Our research suggests that we need to create more room for refugee voices in the public and political debate to challenge and nuance simplistic representations of refugees. It is important to make room for different people with different flight experiences in order to acknowledge the complexities of refugee backgrounds and encounters with national asylum systems.

4. Hosting and welcoming refugees

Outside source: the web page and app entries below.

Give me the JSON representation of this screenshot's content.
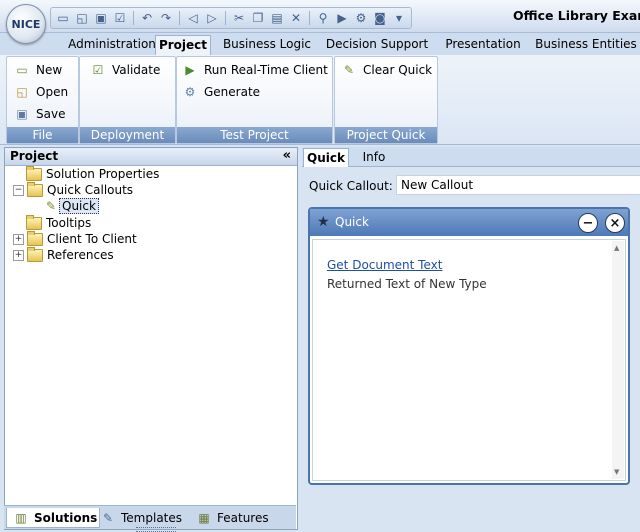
{
  "app": {
    "logo_text": "NICE",
    "title": "Office Library Exam"
  },
  "quick_access": {
    "icons": [
      "new-icon",
      "open-icon",
      "save-icon",
      "validate-icon",
      "undo-icon",
      "redo-icon",
      "back-icon",
      "forward-icon",
      "cut-icon",
      "copy-icon",
      "paste-icon",
      "delete-icon",
      "find-icon",
      "run-icon",
      "generate-icon",
      "camera-icon",
      "customize-icon"
    ]
  },
  "ribbon_tabs": [
    "Administration",
    "Project",
    "Business Logic",
    "Decision Support",
    "Presentation",
    "Business Entities"
  ],
  "ribbon_active_tab": "Project",
  "ribbon_groups": {
    "file": {
      "label": "File",
      "new": "New",
      "open": "Open",
      "save": "Save"
    },
    "deployment": {
      "label": "Deployment",
      "validate": "Validate"
    },
    "test_project": {
      "label": "Test Project",
      "run": "Run Real-Time Client",
      "generate": "Generate"
    },
    "project_quick": {
      "label": "Project Quick",
      "clear": "Clear Quick"
    }
  },
  "left_panel": {
    "title": "Project",
    "collapse_glyph": "«",
    "tree": {
      "solution_properties": "Solution Properties",
      "quick_callouts": "Quick Callouts",
      "quick": "Quick",
      "tooltips": "Tooltips",
      "client_to_client": "Client To Client",
      "references": "References"
    },
    "bottom_tabs": {
      "solutions": "Solutions",
      "templates": "Templates",
      "features": "Features"
    }
  },
  "content": {
    "tabs": [
      "Quick",
      "Info"
    ],
    "active_tab": "Quick",
    "callout_label": "Quick Callout:",
    "callout_value": "New Callout",
    "callout_window": {
      "title": "Quick",
      "link_text": "Get Document Text",
      "body_text": "Returned Text of New Type"
    }
  },
  "colors": {
    "accent": "#4d79b6",
    "group_footer": "#7a9ac6",
    "link": "#1f4fa0"
  }
}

Welcoming refugees relate to age-old questions of hospitality. Listening to refugees as well as people living in ‘host’ communities can facilitate space for dialogue and empathy rather than confrontation. Categories like refugee/host or guest/host organise relations between new neighbours in asymmetric power relations. Instead, it can be fruitful to establish spaces and places where people who are part of local communities can meet each other in alternative ways as humans and fellow citizens around questions of how solidarity, friendship, responsibility, and community take form. In this relation, theatre, arts, filmmaking, games, performance and other kinds of creative methods and interventions can prompt reflection and dialogue, and open up imaginative possibilities for empathy, solidarity, and political action.

5. Gender and family reunification issues

Approximately 90 percent of Ukrainians who have fled the country are women and children according to UNHCR. The IOM, the UN’s migration agency, has pointed to initial reports of traffickers exploiting the large-scale human displacement, including instances of sexual violence. As signalled by both aid workers and academic experts, it is crucial to run background checks in order to avoid exploitation and sexual violence.

Given the demographic profile, providing access to schooling and affordable childcare needs to be prioritised for the wellbeing of children and to enable mothers and carers to access the labour market.

Refugees fleeing war, conflict or persecution will, in many cases, flee separately from their families, or they may become separated during the migration journey. For most refugees, reuniting with their families is a key concern and aspiration, both during their flight as well as during the asylum and settlement process. Family reunification is one potentially safe legal pathway for families to be reunited. Despite the recognition of the importance of the right to family life in human rights legislation, rights to family reunification in Europe have become increasingly conditional and regulated.

Family reunification across the EU has strict limitations on which family members can be reunited, mostly being limited to married spouses and children under the age of 18. Considering the events unfolding in Ukraine and in other conflict areas, the sponsor refugee should be able to bring other family members, including other children who are over 18 or their parents who may be dependent upon them to avoid separating families. Importantly, children who arrive unaccompanied are especially vulnerable and should have their reunification processes prioritised. The case of the UK is specially concerning since currently unaccompanied minors are denied the right to apply for family reunification, condemning them to live apart from their families for the rest of their lives, thereby contravening international law.

The overarching principle should be that all refugees have the right to a family life and family reunification, avoiding long bureaucratic procedures.


The current situation calls for a coordinated, holistic, and comprehensive policy approach to support the social inclusion of refugees in local communities. It is to be hoped that the policy response to Ukrainian refugees will lead to permanent positive changes in the UK’s and EU’s refugee reception policies and practices such that the support and empathy extended to Ukrainians is expanded to include all refugees fleeing war and conflict. The crisis in Ukraine presents an opportunity for the Nordic countries to re-affirm the principles of the 1951 UN Refugee Convention and the 1967 Protocol as well as the European Convention on Human Rights.